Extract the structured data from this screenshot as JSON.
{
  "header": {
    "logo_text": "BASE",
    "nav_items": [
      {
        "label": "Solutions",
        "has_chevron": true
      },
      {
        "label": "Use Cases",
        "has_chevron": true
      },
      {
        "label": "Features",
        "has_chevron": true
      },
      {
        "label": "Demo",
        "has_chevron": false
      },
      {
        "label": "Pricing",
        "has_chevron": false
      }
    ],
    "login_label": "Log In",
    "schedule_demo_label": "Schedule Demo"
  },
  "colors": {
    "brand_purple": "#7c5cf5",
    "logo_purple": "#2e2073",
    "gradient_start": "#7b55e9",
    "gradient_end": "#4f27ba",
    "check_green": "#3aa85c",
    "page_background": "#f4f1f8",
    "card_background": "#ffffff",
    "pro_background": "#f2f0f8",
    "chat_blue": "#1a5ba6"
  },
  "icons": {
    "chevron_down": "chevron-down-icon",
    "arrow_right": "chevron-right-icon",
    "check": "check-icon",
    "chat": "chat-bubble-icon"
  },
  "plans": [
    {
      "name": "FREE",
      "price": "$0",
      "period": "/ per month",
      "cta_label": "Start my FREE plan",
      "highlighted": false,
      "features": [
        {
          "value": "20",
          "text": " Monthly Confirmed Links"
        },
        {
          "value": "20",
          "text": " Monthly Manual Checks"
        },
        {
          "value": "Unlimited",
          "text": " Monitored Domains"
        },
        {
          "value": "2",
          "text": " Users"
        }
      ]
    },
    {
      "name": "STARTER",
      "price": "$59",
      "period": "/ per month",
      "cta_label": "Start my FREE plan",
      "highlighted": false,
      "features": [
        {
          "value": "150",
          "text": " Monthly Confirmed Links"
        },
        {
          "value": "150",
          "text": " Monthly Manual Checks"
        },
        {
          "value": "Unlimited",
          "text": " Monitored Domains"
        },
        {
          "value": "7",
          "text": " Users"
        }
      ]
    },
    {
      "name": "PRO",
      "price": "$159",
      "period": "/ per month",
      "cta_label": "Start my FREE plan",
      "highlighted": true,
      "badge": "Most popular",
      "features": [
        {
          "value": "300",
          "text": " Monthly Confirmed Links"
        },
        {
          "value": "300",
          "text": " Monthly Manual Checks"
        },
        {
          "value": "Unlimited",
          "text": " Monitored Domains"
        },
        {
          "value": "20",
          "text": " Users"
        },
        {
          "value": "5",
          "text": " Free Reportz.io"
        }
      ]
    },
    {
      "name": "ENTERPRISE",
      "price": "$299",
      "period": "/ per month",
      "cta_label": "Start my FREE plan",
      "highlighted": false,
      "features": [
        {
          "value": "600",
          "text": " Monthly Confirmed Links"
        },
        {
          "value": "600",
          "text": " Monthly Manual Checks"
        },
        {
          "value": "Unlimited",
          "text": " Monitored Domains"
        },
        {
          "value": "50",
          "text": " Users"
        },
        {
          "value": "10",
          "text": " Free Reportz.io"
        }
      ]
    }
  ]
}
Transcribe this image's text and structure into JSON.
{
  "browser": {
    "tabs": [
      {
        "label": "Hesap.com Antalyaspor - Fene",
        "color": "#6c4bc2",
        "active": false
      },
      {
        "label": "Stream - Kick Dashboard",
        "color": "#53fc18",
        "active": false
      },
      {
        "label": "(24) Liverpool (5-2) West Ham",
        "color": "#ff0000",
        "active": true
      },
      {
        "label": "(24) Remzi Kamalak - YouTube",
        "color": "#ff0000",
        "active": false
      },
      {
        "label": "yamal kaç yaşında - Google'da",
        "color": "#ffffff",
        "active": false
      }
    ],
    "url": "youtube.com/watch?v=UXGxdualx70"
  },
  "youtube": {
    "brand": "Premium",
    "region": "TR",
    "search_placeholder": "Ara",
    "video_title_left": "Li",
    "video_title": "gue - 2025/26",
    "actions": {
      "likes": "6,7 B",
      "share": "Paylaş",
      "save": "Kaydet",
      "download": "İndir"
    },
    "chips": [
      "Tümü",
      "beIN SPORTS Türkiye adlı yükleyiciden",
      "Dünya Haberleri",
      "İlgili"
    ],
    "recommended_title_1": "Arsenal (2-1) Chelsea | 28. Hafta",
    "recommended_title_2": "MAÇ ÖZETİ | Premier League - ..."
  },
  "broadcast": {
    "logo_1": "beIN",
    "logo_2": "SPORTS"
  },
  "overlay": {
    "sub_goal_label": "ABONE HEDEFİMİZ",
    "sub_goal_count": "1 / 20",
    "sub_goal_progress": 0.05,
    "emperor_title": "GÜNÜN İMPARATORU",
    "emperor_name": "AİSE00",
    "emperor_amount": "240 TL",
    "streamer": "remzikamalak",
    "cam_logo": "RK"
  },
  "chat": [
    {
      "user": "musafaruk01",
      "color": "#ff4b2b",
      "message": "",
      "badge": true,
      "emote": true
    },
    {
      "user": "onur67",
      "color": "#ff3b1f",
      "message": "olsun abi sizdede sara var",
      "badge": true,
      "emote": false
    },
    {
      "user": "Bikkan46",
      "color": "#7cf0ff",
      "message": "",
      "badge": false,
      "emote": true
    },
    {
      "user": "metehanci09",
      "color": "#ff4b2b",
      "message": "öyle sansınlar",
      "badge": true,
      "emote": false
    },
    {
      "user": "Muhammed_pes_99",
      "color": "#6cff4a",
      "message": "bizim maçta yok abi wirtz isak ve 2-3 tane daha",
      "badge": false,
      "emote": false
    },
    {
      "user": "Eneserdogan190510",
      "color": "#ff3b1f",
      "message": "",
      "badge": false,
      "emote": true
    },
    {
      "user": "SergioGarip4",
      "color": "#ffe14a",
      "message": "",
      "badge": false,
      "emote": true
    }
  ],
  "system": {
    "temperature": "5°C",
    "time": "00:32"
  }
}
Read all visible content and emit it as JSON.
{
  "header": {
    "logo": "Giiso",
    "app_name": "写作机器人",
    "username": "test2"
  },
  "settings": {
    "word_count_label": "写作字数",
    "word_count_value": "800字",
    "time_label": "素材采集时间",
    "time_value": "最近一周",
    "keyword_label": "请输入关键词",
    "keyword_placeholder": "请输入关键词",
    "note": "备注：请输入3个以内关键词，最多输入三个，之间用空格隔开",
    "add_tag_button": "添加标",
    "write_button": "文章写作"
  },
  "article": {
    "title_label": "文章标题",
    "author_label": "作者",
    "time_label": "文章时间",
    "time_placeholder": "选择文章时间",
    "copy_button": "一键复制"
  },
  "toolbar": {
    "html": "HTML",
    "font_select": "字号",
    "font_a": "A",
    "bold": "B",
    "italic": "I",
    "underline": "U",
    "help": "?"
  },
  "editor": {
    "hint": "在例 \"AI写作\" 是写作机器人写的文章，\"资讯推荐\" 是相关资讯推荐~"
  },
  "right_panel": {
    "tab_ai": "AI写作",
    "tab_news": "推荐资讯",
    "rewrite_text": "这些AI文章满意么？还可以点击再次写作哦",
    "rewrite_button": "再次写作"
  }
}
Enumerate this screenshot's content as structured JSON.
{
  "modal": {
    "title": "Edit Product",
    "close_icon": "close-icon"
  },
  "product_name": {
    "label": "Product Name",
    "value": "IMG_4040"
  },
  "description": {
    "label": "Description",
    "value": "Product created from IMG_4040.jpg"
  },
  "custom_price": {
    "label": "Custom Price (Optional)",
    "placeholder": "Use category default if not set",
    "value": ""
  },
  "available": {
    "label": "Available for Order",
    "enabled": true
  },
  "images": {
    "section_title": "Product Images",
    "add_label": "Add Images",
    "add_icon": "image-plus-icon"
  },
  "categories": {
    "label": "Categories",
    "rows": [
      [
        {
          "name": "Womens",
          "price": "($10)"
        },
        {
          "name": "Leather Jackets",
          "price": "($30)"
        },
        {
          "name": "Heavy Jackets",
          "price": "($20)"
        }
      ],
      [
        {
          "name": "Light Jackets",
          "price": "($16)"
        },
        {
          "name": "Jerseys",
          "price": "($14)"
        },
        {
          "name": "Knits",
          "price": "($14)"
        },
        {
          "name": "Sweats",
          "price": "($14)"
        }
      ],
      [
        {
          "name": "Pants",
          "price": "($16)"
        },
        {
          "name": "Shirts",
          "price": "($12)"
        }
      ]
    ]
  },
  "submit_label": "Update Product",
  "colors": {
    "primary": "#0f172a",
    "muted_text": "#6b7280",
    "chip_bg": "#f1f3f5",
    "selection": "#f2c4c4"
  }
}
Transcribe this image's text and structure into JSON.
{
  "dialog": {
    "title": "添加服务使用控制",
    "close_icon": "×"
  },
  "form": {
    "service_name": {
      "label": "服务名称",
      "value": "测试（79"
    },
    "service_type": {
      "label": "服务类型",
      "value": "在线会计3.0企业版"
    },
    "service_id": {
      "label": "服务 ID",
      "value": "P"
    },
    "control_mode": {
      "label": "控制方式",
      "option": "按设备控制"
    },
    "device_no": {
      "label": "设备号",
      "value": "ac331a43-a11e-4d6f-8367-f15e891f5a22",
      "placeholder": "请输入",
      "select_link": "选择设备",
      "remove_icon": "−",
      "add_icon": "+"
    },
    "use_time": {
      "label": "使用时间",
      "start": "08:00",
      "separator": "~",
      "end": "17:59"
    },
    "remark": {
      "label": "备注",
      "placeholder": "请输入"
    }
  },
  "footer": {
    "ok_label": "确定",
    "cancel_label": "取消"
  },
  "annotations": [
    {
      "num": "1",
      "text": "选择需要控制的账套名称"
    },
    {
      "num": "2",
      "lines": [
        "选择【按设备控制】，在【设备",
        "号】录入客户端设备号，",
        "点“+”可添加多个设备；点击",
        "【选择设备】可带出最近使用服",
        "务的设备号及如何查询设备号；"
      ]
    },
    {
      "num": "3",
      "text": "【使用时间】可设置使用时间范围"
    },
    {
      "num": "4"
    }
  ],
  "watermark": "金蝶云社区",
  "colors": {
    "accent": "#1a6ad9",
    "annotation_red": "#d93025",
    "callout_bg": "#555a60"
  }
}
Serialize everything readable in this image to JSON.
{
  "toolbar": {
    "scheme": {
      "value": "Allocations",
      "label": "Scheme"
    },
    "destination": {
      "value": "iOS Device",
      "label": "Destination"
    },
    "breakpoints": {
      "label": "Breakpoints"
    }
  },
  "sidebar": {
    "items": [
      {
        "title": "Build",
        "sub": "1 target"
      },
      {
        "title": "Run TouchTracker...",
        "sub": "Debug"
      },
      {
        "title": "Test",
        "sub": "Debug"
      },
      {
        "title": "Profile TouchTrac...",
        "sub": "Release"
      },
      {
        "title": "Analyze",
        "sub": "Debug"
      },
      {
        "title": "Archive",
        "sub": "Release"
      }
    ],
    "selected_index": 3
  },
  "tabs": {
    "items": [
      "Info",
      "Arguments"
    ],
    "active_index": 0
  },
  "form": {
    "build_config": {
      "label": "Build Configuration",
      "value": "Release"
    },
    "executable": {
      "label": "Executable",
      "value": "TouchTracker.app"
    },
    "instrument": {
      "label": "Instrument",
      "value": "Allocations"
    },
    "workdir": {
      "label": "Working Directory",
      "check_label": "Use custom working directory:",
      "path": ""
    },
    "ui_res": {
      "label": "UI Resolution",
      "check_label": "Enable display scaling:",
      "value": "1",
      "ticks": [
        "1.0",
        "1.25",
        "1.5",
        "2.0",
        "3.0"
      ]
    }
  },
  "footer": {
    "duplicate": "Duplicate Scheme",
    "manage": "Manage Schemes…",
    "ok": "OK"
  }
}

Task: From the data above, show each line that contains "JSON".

Written response:
Extract the structured data from this screenshot as JSON.
Transcribe this image's text and structure into JSON.
Read all visible content and emit it as JSON.
Enumerate this screenshot's content as structured JSON.
Transcribe this image's text and structure into JSON.
Serialize everything readable in this image to JSON.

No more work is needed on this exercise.